- WORK ORDER: Compute how many lines in the listing below hold the string "cuarto", then state only the result.

- INPUT RECORDS:
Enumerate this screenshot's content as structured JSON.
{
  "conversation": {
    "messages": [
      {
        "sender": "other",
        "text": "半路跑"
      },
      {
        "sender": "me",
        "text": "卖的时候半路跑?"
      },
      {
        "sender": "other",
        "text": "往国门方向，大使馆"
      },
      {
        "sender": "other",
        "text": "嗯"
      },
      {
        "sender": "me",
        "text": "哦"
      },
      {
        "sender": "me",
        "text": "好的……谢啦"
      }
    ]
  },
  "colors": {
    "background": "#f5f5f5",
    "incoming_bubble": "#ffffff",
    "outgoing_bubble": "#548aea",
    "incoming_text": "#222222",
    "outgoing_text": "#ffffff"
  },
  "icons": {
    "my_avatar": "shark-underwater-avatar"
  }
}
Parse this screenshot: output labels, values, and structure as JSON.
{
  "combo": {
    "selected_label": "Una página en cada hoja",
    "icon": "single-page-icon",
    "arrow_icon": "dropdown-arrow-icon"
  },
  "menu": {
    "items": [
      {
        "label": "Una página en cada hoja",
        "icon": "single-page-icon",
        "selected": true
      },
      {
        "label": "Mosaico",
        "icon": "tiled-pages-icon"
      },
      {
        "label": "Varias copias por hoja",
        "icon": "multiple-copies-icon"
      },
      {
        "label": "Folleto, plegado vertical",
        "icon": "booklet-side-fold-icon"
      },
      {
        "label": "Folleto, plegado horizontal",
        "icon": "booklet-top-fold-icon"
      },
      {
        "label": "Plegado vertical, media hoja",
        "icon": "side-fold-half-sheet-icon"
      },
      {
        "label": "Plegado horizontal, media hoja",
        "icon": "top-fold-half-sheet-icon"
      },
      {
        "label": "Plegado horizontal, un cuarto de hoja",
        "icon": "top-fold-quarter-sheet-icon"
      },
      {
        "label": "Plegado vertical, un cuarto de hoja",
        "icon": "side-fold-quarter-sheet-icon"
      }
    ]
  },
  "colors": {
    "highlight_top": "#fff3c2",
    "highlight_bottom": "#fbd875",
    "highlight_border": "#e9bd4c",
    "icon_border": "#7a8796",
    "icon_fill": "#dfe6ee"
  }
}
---
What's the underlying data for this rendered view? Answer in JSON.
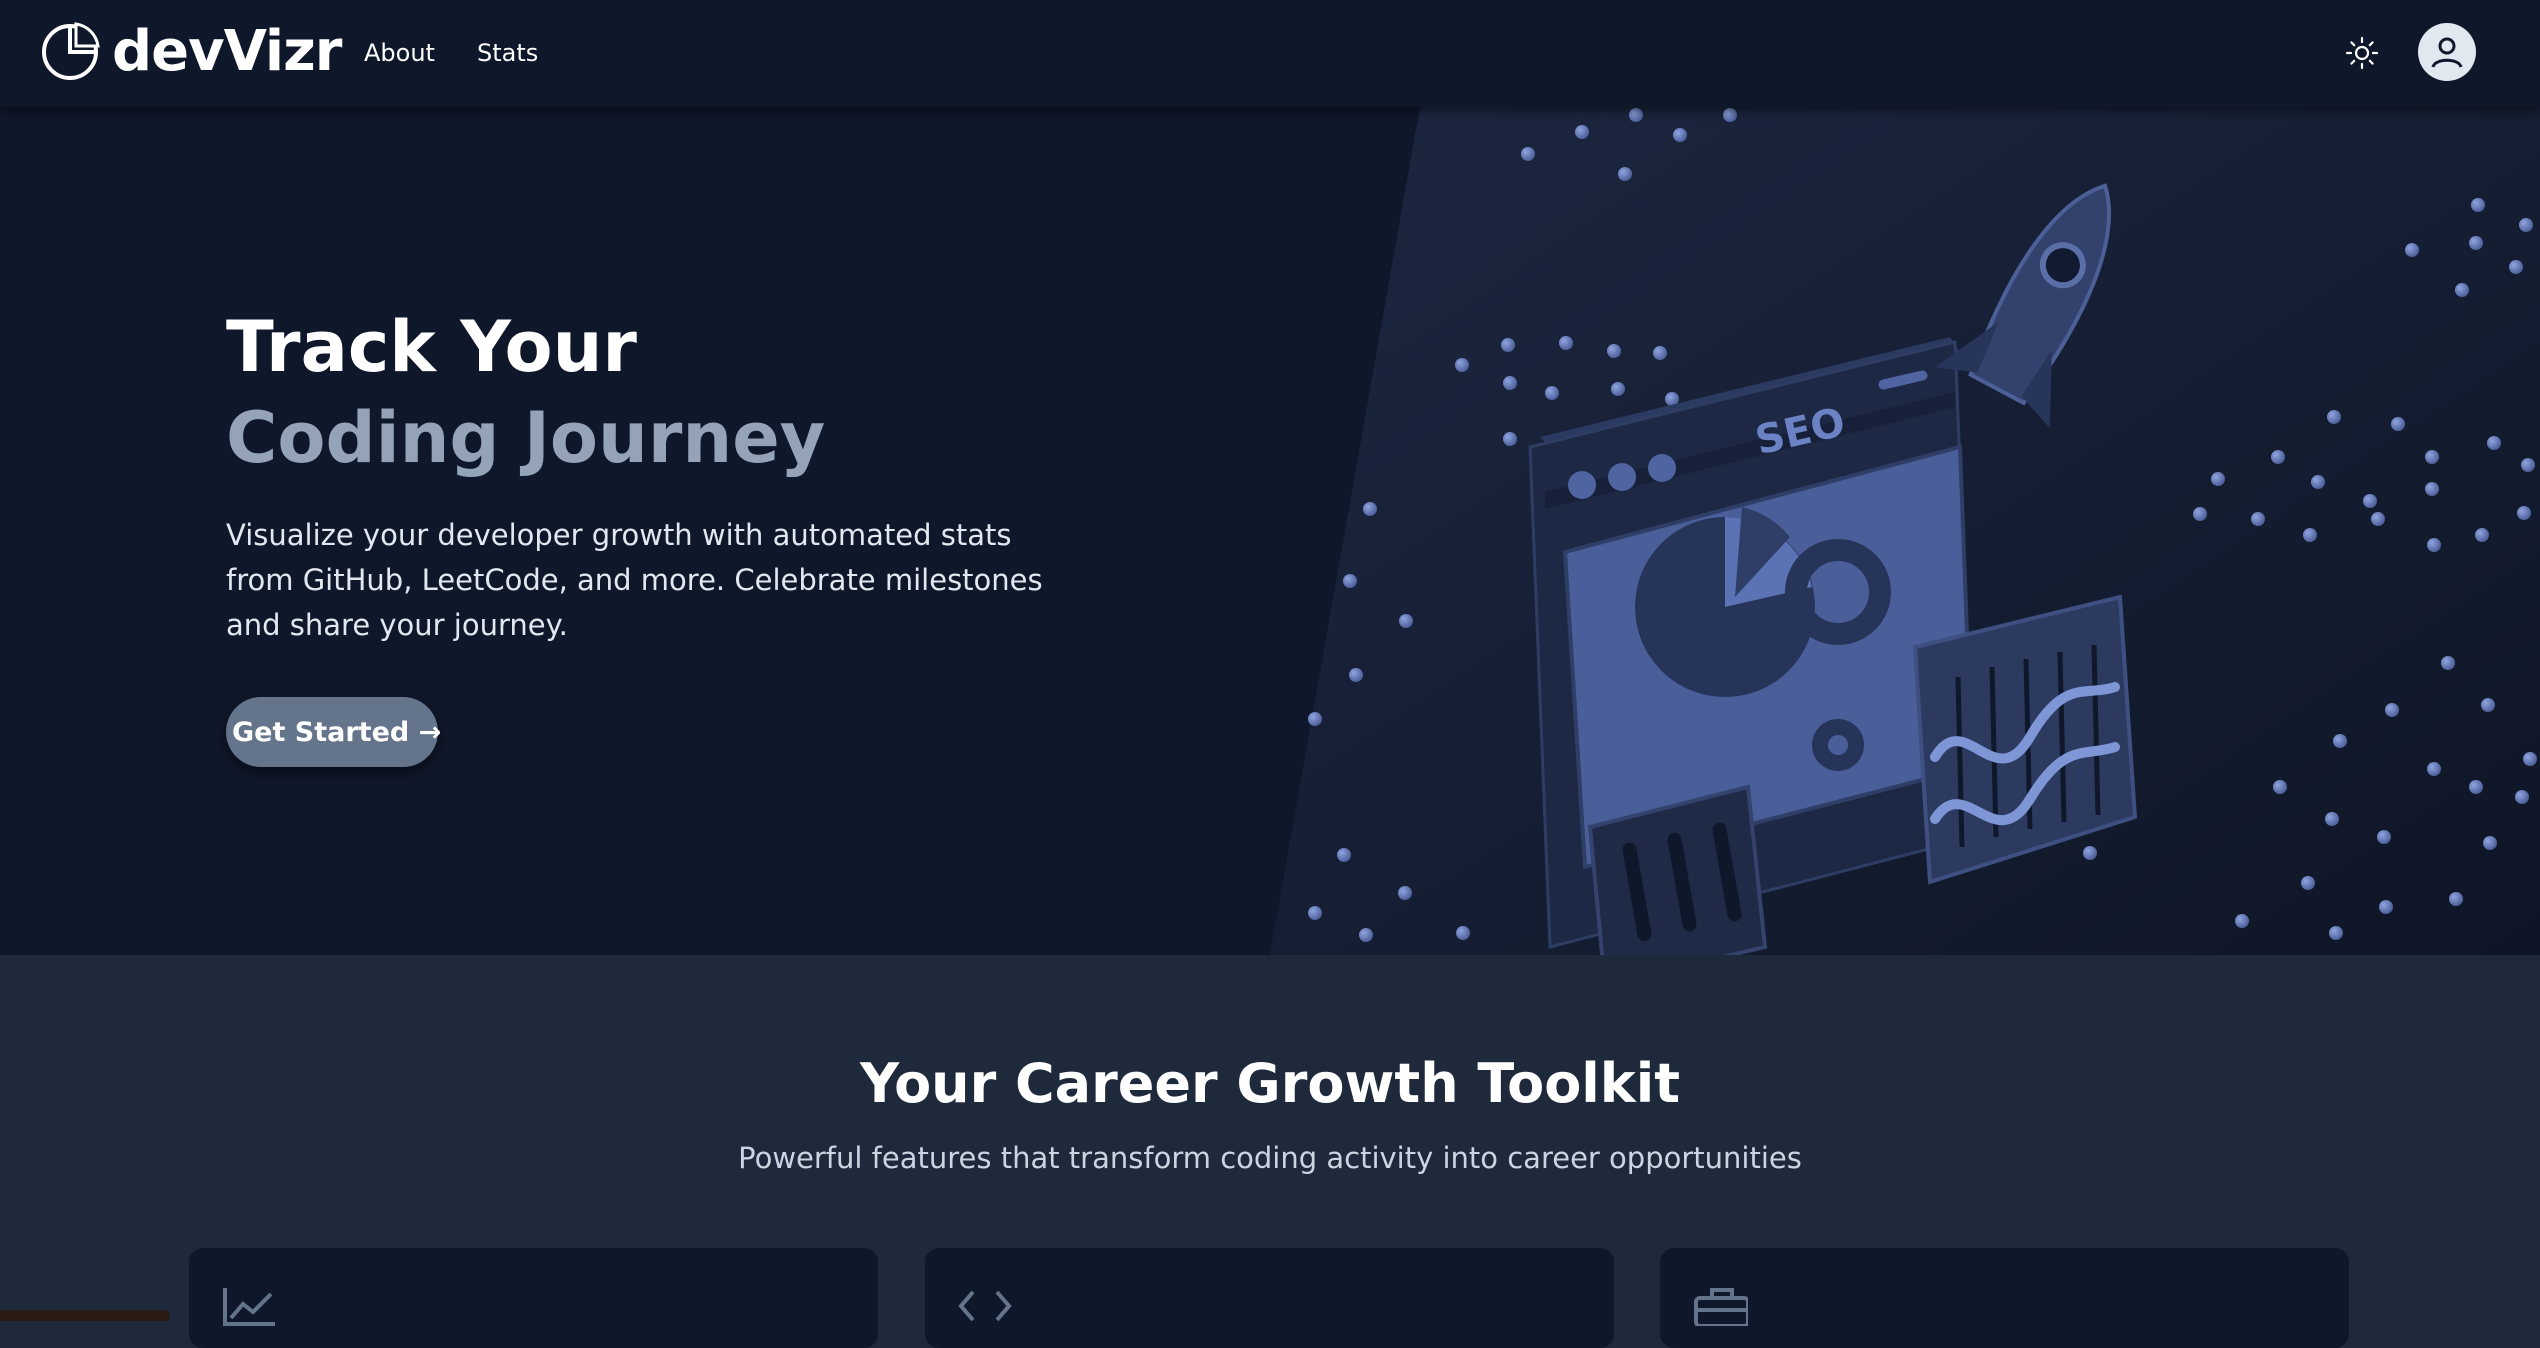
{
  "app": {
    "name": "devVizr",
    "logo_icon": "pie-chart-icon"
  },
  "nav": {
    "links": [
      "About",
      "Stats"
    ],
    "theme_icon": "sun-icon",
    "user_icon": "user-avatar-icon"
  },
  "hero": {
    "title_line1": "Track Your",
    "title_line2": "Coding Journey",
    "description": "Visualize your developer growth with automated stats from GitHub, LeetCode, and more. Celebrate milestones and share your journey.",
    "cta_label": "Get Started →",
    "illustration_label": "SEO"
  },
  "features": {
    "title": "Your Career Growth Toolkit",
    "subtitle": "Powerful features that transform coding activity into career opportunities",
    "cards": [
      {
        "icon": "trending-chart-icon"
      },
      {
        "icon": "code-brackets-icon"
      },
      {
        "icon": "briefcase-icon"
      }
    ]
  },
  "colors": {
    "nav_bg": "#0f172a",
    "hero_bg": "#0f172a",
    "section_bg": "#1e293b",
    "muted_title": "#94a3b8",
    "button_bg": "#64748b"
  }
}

- RESULT OF THIS TASK: 2